◆ Recorded data ◆
• • • • •

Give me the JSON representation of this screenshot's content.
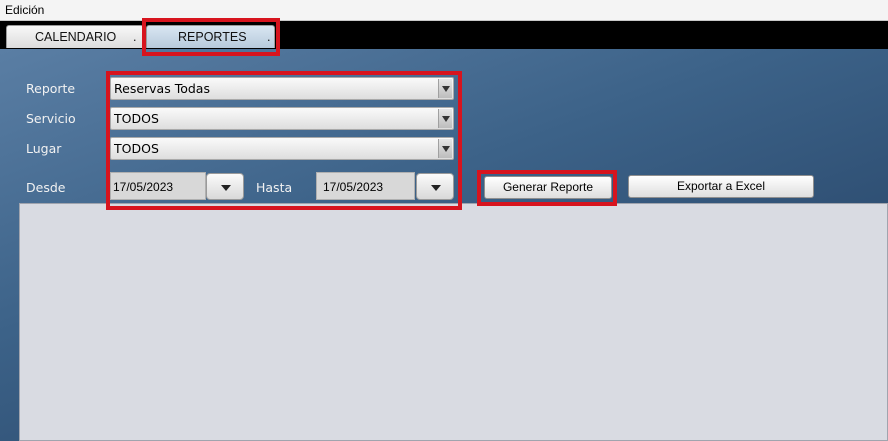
{
  "menubar": {
    "edit_label": "Edición"
  },
  "tabs": [
    {
      "label": "CALENDARIO",
      "suffix": "."
    },
    {
      "label": "REPORTES",
      "suffix": "."
    }
  ],
  "form": {
    "reporte_label": "Reporte",
    "reporte_value": "Reservas Todas",
    "servicio_label": "Servicio",
    "servicio_value": "TODOS",
    "lugar_label": "Lugar",
    "lugar_value": "TODOS",
    "desde_label": "Desde",
    "desde_value": "17/05/2023",
    "hasta_label": "Hasta",
    "hasta_value": "17/05/2023"
  },
  "buttons": {
    "generate_label": "Generar Reporte",
    "export_label": "Exportar a Excel"
  },
  "icons": {
    "combo_arrow": "chevron-down-icon",
    "date_picker": "chevron-down-icon"
  },
  "colors": {
    "highlight": "#d7141e",
    "tabstrip": "#000000",
    "panel": "#3c6288",
    "results_area": "#d9dbe2"
  }
}
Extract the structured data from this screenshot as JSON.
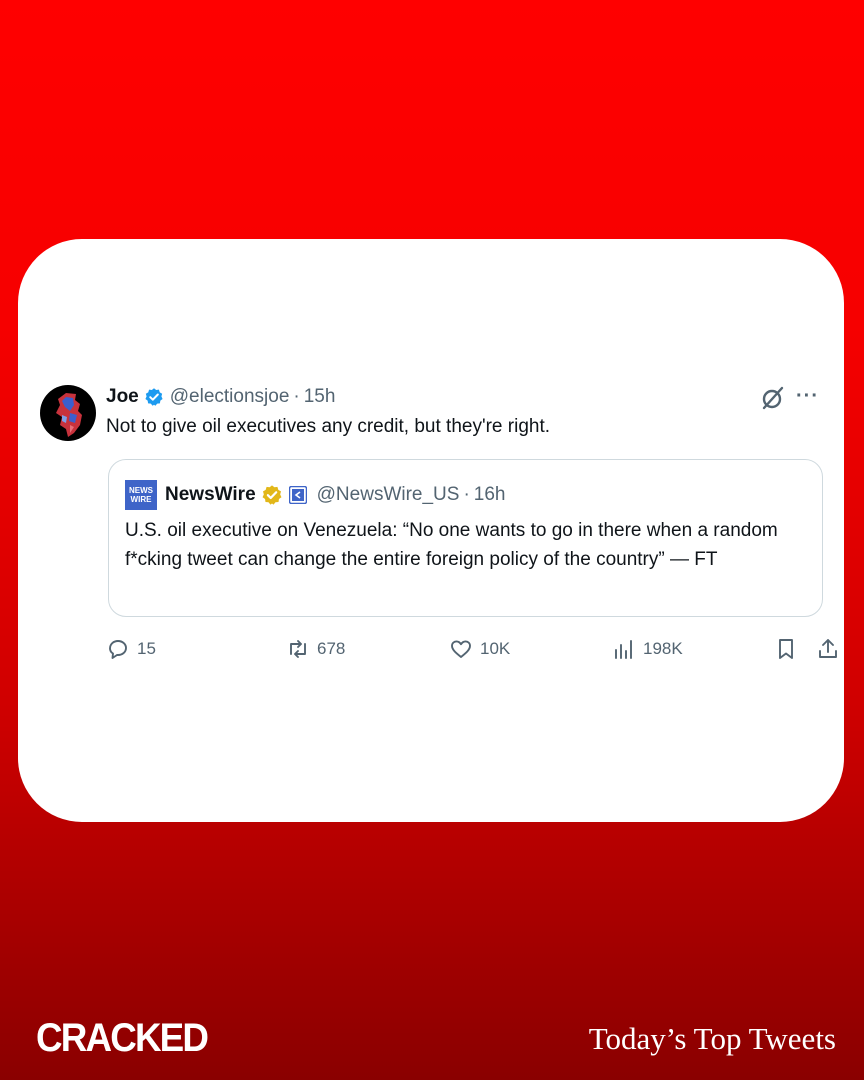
{
  "tweet": {
    "author_name": "Joe",
    "handle": "@electionsjoe",
    "separator": "·",
    "time": "15h",
    "text": "Not to give oil executives any credit, but they're right."
  },
  "quote": {
    "logo_text_top": "NEWS",
    "logo_text_bottom": "WIRE",
    "author_name": "NewsWire",
    "handle": "@NewsWire_US",
    "separator": "·",
    "time": "16h",
    "text": "U.S. oil executive on Venezuela: “No one wants to go in there when a random f*cking tweet can change the entire foreign policy of the country” — FT"
  },
  "actions": {
    "replies": "15",
    "reposts": "678",
    "likes": "10K",
    "views": "198K"
  },
  "footer": {
    "brand": "CRACKED",
    "tagline": "Today’s Top Tweets"
  },
  "colors": {
    "verified_blue": "#1d9bf0",
    "verified_gold": "#e2b719",
    "muted_text": "#536471",
    "background_red": "#ff0000"
  },
  "icons": [
    "verified-badge-icon",
    "gold-verified-badge-icon",
    "grok-icon",
    "more-icon",
    "reply-icon",
    "repost-icon",
    "like-icon",
    "views-icon",
    "bookmark-icon",
    "share-icon"
  ]
}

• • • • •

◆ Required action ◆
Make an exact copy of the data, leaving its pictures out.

◆ Answer to this problem ◆
Give me the JSON representation of this screenshot's content.
{
  "menubar": {
    "edit_label": "Edición"
  },
  "tabs": [
    {
      "label": "CALENDARIO",
      "suffix": "."
    },
    {
      "label": "REPORTES",
      "suffix": "."
    }
  ],
  "form": {
    "reporte_label": "Reporte",
    "reporte_value": "Reservas Todas",
    "servicio_label": "Servicio",
    "servicio_value": "TODOS",
    "lugar_label": "Lugar",
    "lugar_value": "TODOS",
    "desde_label": "Desde",
    "desde_value": "17/05/2023",
    "hasta_label": "Hasta",
    "hasta_value": "17/05/2023"
  },
  "buttons": {
    "generate_label": "Generar Reporte",
    "export_label": "Exportar a Excel"
  },
  "icons": {
    "combo_arrow": "chevron-down-icon",
    "date_picker": "chevron-down-icon"
  },
  "colors": {
    "highlight": "#d7141e",
    "tabstrip": "#000000",
    "panel": "#3c6288",
    "results_area": "#d9dbe2"
  }
}
Extract the structured data from this screenshot as JSON.
{
  "tweet": {
    "author_name": "Joe",
    "handle": "@electionsjoe",
    "separator": "·",
    "time": "15h",
    "text": "Not to give oil executives any credit, but they're right."
  },
  "quote": {
    "logo_text_top": "NEWS",
    "logo_text_bottom": "WIRE",
    "author_name": "NewsWire",
    "handle": "@NewsWire_US",
    "separator": "·",
    "time": "16h",
    "text": "U.S. oil executive on Venezuela: “No one wants to go in there when a random f*cking tweet can change the entire foreign policy of the country” — FT"
  },
  "actions": {
    "replies": "15",
    "reposts": "678",
    "likes": "10K",
    "views": "198K"
  },
  "footer": {
    "brand": "CRACKED",
    "tagline": "Today’s Top Tweets"
  },
  "colors": {
    "verified_blue": "#1d9bf0",
    "verified_gold": "#e2b719",
    "muted_text": "#536471",
    "background_red": "#ff0000"
  },
  "icons": [
    "verified-badge-icon",
    "gold-verified-badge-icon",
    "grok-icon",
    "more-icon",
    "reply-icon",
    "repost-icon",
    "like-icon",
    "views-icon",
    "bookmark-icon",
    "share-icon"
  ]
}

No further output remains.